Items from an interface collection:
***
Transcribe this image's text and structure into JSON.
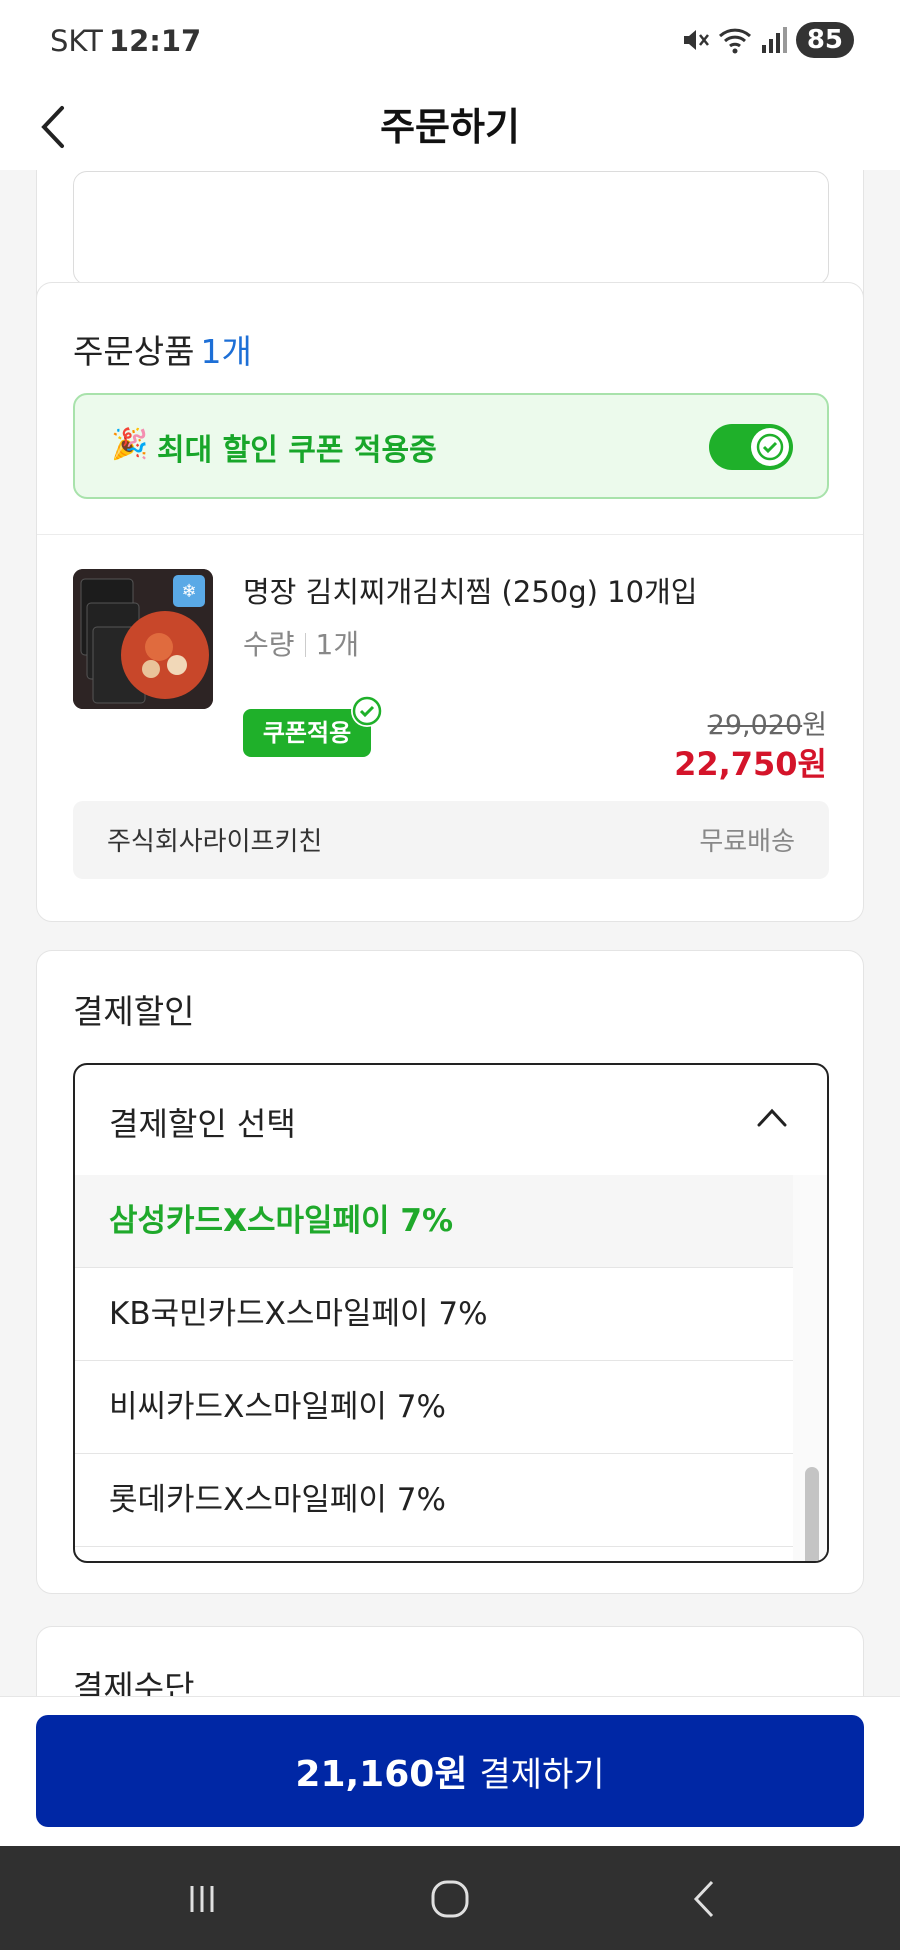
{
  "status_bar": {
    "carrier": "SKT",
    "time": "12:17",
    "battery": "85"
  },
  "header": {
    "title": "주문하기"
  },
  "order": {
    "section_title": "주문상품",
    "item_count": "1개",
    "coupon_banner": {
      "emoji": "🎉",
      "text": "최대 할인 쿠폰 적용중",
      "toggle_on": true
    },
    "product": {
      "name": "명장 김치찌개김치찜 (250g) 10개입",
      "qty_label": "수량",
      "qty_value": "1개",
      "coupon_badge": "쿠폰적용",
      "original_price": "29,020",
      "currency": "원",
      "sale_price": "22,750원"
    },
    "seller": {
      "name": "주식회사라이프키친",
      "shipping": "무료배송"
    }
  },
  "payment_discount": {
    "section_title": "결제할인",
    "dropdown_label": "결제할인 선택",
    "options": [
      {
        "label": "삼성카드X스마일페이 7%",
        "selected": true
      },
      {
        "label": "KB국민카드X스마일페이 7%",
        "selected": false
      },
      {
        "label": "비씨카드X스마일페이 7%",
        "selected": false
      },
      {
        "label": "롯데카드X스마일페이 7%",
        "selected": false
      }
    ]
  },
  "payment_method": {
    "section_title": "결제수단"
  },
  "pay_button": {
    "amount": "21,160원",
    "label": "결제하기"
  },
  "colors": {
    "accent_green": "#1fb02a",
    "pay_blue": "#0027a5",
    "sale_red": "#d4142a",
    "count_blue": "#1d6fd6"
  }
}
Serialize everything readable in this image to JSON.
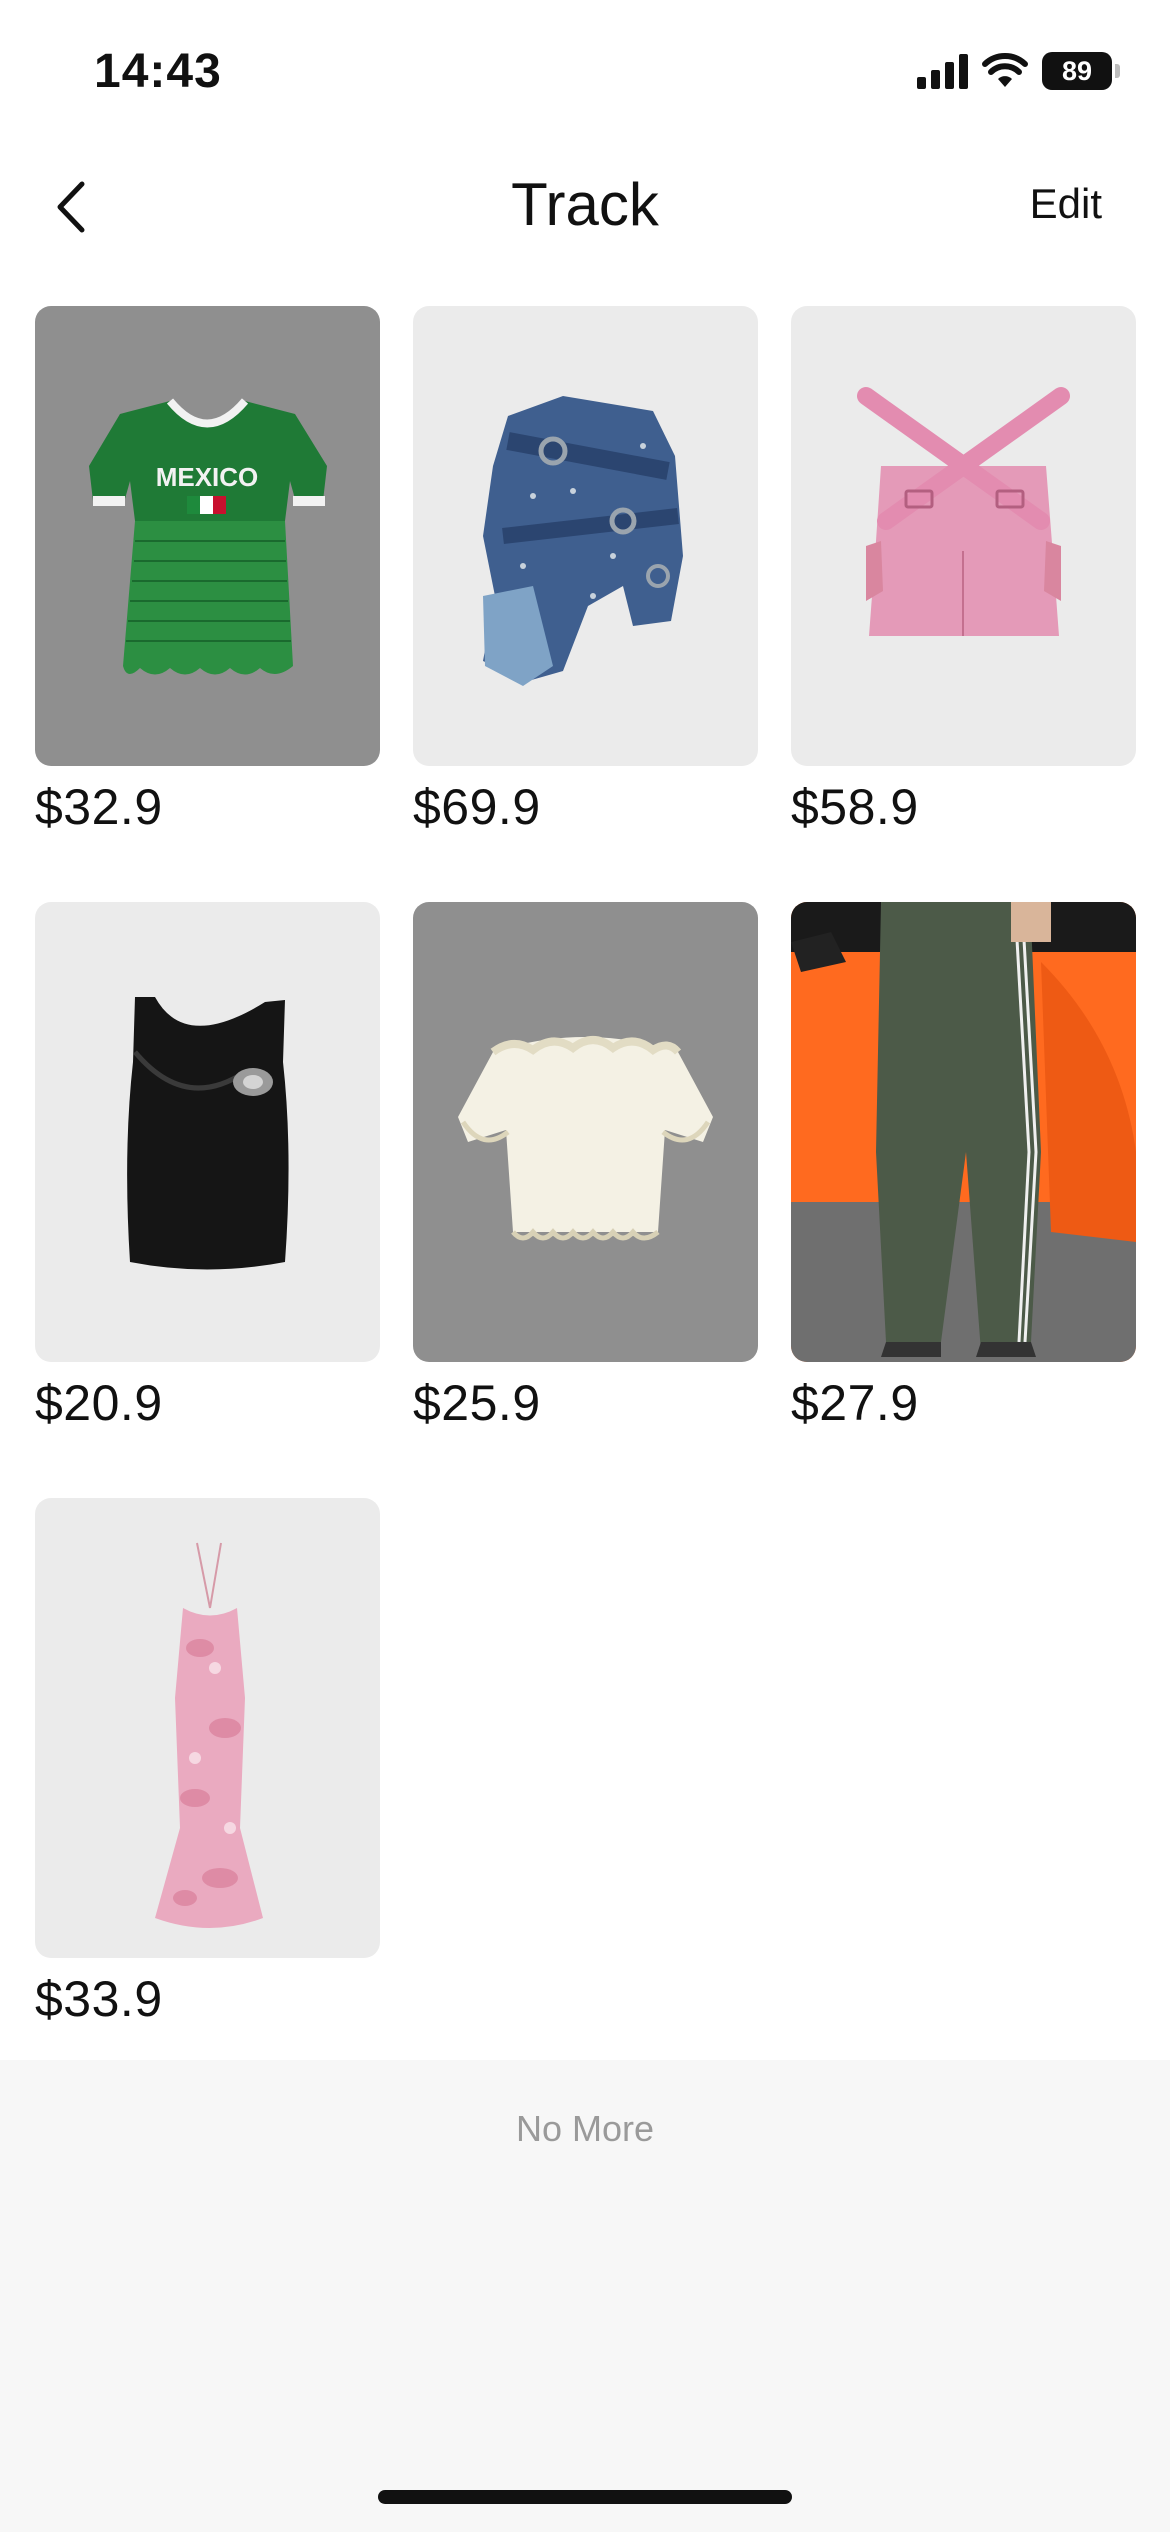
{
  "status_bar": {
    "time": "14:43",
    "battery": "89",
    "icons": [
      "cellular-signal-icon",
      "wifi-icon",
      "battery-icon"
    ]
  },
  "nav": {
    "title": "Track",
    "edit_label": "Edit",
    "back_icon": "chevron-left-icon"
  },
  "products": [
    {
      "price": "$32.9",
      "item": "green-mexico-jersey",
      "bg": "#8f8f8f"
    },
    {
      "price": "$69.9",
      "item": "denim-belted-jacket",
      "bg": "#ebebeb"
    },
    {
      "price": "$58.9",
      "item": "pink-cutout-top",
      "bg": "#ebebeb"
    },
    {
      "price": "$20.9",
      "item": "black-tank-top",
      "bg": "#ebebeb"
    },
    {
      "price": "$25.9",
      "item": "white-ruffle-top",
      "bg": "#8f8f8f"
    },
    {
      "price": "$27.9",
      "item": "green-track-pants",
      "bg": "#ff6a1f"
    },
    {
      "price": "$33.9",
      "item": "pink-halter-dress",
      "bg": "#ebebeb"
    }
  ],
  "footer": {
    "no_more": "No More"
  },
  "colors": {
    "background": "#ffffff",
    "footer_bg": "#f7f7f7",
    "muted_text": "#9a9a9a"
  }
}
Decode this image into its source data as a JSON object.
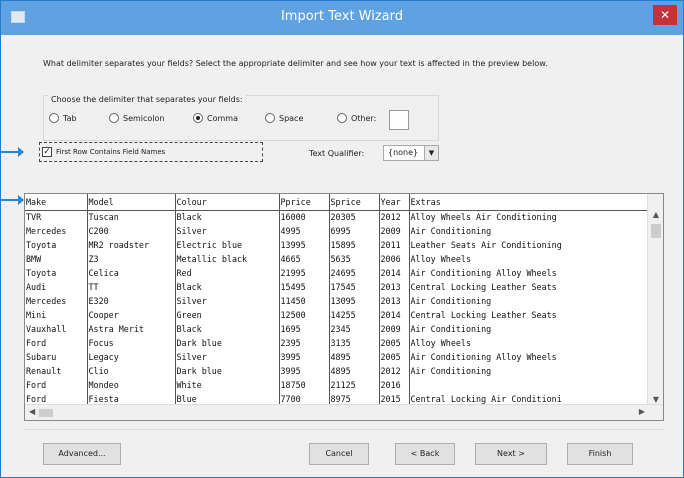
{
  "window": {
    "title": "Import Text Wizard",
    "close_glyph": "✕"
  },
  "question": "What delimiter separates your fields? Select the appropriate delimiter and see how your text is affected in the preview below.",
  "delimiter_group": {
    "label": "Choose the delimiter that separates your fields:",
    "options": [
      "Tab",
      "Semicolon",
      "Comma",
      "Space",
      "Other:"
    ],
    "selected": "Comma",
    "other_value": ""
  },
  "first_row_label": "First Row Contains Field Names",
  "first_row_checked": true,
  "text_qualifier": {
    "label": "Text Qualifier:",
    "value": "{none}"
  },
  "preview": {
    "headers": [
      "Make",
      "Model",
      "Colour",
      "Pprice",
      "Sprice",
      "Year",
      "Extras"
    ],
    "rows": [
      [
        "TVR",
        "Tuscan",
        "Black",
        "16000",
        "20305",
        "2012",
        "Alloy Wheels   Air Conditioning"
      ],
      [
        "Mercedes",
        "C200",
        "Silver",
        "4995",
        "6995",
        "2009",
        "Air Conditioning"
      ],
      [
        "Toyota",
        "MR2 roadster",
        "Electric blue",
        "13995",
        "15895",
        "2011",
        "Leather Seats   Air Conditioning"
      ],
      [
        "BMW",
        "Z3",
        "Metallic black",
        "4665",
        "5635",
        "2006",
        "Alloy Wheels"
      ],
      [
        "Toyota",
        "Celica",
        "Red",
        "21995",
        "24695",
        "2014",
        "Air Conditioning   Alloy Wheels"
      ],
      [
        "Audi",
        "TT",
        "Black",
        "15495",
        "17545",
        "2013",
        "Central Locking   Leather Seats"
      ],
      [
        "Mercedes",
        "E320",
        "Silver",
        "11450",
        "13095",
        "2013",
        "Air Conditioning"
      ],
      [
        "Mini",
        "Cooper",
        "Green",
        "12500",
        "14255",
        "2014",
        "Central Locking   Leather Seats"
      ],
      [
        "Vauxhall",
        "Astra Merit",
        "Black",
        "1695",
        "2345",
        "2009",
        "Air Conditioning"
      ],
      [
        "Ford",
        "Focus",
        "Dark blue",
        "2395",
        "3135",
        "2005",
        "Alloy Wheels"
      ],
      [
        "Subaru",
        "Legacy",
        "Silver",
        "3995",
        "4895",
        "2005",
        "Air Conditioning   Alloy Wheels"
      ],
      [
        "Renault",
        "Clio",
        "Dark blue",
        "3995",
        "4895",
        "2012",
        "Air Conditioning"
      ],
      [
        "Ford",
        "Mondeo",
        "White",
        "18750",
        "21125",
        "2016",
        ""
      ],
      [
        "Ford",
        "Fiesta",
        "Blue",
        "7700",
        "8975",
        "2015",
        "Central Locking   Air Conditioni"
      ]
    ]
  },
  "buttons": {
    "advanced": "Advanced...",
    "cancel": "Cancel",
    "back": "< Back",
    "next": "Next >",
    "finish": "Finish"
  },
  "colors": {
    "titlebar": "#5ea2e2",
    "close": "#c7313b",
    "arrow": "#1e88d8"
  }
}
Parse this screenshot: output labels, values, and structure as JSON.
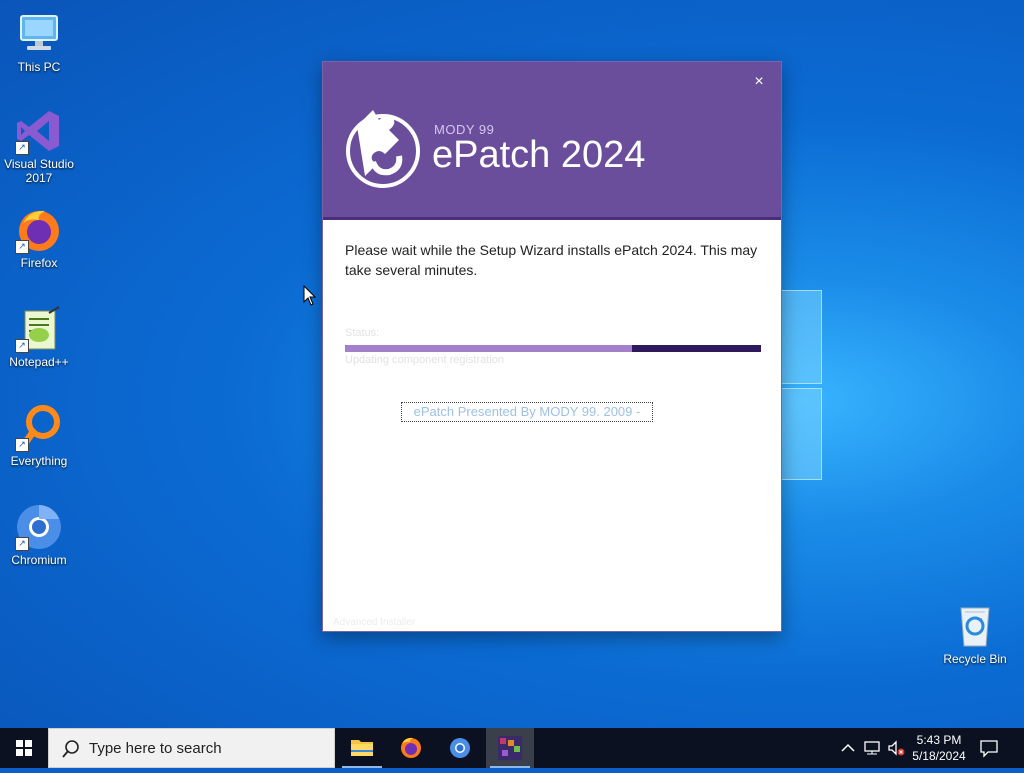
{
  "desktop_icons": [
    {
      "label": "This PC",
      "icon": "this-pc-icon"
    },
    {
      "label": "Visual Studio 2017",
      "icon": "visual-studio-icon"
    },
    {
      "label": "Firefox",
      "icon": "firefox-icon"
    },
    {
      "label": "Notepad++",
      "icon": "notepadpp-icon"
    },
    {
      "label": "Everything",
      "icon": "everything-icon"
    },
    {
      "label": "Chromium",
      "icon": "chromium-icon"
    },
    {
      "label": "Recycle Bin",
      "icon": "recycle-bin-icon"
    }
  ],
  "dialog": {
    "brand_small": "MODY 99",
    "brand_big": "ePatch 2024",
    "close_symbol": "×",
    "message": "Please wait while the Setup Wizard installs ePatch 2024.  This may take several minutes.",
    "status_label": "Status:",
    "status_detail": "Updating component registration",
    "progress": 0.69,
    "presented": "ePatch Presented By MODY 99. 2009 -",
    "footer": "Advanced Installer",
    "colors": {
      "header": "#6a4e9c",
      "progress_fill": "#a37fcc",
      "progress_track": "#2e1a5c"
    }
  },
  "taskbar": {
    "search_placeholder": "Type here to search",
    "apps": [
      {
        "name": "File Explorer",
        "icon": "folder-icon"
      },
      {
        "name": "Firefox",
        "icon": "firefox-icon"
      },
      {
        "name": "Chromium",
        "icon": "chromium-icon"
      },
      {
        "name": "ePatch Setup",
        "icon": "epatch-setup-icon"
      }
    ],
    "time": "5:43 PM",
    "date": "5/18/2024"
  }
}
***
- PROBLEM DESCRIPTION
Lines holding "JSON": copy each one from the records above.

- OUTPUT OF THE EXERCISE
Transcribe this image's text and structure into JSON.
Serialize everything readable in this image to JSON.
Decode this image into its source data as a JSON object.
Parse this screenshot: output labels, values, and structure as JSON.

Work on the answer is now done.